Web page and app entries
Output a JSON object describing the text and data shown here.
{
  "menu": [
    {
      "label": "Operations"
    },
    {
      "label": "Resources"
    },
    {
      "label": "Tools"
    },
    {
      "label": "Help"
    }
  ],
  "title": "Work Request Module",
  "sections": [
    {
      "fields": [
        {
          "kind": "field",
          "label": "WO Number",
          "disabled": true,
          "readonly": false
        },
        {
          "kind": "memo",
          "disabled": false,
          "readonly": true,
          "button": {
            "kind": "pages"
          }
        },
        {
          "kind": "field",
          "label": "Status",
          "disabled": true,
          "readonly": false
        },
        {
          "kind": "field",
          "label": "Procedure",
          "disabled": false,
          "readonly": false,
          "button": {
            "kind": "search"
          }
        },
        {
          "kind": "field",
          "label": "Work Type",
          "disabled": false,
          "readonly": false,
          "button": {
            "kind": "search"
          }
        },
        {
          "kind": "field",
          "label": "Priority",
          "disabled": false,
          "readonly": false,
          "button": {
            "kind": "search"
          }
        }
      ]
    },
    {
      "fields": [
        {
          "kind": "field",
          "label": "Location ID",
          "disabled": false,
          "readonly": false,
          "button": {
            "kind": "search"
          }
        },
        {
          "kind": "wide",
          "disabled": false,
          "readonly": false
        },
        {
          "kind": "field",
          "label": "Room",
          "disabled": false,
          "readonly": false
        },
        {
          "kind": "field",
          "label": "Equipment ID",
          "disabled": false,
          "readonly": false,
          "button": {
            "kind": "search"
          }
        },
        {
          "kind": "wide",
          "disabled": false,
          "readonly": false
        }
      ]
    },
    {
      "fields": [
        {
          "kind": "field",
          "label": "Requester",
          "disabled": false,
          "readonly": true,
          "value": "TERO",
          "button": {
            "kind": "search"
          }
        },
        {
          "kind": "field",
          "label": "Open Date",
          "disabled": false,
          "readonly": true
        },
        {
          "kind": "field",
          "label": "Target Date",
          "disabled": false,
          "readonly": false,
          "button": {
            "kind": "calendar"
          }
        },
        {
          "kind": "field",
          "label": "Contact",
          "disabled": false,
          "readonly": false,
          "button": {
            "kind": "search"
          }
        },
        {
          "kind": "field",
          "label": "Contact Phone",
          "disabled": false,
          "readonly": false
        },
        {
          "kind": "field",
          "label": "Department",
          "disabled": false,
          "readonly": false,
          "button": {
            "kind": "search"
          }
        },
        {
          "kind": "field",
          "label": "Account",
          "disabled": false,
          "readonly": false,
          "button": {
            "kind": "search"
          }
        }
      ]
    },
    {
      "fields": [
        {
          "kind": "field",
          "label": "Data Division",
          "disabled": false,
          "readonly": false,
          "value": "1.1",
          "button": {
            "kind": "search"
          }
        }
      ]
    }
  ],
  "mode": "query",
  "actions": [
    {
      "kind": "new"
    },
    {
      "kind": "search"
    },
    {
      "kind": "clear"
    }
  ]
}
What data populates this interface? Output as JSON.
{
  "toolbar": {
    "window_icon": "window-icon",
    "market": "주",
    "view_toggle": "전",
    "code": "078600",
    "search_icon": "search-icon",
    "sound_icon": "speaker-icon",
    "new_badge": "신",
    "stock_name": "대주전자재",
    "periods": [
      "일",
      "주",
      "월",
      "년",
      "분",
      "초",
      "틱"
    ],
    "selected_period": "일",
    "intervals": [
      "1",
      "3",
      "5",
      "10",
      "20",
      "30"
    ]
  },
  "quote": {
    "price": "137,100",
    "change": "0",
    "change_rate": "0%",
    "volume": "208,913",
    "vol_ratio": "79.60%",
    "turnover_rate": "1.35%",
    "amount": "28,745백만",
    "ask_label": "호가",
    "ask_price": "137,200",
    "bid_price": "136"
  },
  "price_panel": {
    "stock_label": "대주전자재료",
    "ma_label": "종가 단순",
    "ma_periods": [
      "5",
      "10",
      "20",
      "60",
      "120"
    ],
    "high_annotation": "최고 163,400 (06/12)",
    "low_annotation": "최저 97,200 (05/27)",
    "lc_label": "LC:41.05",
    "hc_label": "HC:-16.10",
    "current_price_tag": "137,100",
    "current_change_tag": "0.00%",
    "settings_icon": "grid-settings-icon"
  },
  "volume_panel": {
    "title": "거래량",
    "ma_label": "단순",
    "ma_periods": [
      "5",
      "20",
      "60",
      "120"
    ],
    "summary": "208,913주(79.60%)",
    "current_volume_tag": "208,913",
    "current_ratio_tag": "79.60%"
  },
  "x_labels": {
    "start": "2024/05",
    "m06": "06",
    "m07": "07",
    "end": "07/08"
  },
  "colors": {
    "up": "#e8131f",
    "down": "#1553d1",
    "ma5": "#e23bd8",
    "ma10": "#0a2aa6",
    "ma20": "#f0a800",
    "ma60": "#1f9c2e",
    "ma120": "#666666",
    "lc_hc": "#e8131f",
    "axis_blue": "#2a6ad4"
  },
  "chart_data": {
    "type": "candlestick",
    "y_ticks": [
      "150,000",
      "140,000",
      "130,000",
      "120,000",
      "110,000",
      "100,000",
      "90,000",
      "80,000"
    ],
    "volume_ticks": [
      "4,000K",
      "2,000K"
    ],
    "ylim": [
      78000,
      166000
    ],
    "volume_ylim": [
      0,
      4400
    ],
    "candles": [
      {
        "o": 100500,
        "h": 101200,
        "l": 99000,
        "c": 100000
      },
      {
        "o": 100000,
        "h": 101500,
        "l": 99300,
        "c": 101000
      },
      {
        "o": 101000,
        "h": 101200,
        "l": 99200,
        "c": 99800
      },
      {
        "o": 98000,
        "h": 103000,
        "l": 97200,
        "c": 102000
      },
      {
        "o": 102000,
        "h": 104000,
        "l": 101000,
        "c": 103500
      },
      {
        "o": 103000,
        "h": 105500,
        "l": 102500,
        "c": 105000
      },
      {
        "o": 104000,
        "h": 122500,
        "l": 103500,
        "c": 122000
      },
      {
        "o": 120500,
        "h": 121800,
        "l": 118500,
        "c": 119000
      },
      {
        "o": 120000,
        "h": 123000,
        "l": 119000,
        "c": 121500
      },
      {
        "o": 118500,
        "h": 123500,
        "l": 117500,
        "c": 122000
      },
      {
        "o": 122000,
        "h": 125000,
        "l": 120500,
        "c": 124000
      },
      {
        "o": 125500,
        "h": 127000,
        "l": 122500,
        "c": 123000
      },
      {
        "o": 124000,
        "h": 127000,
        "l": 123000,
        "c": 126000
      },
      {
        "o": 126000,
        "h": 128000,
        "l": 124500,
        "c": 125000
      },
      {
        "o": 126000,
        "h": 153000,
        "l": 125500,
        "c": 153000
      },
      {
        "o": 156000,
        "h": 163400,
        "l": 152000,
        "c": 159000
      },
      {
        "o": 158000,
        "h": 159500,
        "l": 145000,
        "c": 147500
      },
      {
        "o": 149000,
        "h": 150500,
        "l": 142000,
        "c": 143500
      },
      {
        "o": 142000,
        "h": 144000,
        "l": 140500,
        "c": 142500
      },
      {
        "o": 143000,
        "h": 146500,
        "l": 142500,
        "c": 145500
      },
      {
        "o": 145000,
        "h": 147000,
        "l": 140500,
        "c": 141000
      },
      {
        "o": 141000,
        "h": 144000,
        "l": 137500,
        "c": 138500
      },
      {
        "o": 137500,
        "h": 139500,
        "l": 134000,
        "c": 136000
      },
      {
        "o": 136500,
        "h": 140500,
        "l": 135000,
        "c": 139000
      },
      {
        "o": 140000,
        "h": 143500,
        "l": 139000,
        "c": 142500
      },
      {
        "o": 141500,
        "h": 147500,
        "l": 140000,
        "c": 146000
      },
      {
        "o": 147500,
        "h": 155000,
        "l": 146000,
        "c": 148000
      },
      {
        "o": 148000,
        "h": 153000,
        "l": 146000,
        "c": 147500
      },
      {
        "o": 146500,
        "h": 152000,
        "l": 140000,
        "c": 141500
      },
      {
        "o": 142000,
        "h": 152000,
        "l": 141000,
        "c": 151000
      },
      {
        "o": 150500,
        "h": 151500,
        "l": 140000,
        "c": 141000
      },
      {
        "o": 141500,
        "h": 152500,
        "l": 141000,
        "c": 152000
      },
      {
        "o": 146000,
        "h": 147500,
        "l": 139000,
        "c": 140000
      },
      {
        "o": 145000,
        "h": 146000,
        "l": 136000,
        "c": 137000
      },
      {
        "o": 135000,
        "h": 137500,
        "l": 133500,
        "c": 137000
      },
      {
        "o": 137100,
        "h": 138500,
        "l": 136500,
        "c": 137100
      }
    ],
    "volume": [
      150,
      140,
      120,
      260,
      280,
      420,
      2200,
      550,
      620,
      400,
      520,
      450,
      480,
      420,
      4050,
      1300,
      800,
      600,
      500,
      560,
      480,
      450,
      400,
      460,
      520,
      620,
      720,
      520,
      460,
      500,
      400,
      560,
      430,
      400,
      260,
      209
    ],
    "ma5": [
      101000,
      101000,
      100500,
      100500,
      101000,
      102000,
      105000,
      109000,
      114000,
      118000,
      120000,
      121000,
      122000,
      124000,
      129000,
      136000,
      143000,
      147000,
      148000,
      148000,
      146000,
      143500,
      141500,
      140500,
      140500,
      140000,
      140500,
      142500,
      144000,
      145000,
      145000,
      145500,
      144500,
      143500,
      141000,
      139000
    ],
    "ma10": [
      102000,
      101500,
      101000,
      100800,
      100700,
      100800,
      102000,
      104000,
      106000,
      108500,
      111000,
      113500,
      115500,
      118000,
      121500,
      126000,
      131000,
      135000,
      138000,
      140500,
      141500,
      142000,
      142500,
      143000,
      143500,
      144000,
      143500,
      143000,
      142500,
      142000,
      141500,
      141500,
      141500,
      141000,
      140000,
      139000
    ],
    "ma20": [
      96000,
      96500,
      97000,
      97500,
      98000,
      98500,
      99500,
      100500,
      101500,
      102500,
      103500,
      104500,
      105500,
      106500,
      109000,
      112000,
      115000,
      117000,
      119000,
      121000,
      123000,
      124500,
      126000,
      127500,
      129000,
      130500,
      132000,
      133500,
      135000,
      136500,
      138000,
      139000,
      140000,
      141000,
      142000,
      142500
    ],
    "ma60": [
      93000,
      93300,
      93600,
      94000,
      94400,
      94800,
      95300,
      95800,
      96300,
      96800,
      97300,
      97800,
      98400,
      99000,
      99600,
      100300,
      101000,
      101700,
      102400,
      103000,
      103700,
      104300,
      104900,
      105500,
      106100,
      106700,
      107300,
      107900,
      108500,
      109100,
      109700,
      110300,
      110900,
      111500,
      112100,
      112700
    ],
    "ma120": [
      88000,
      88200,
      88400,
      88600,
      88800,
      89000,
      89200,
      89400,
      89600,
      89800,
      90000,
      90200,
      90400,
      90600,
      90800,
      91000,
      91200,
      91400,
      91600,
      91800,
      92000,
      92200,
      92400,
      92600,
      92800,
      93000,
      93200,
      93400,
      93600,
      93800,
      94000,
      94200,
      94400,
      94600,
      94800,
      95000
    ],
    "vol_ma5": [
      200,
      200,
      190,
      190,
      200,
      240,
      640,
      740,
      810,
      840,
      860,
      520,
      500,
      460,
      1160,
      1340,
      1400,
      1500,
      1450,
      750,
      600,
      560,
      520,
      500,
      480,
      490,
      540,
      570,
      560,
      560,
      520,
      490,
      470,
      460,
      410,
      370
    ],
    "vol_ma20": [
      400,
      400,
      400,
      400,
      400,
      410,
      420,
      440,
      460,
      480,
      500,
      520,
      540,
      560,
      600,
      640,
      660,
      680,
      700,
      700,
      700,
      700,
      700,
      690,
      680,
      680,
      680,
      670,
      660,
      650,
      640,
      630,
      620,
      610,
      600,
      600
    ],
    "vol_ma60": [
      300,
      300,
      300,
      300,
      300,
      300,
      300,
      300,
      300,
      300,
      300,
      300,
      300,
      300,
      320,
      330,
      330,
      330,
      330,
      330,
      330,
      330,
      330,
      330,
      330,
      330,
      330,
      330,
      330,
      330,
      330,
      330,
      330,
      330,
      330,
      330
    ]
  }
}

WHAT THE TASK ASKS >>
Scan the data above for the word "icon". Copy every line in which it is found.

SOLUTION TO THIS EXERCISE >>
    "window_icon": "window-icon",
    "search_icon": "search-icon",
    "sound_icon": "speaker-icon",
    "settings_icon": "grid-settings-icon"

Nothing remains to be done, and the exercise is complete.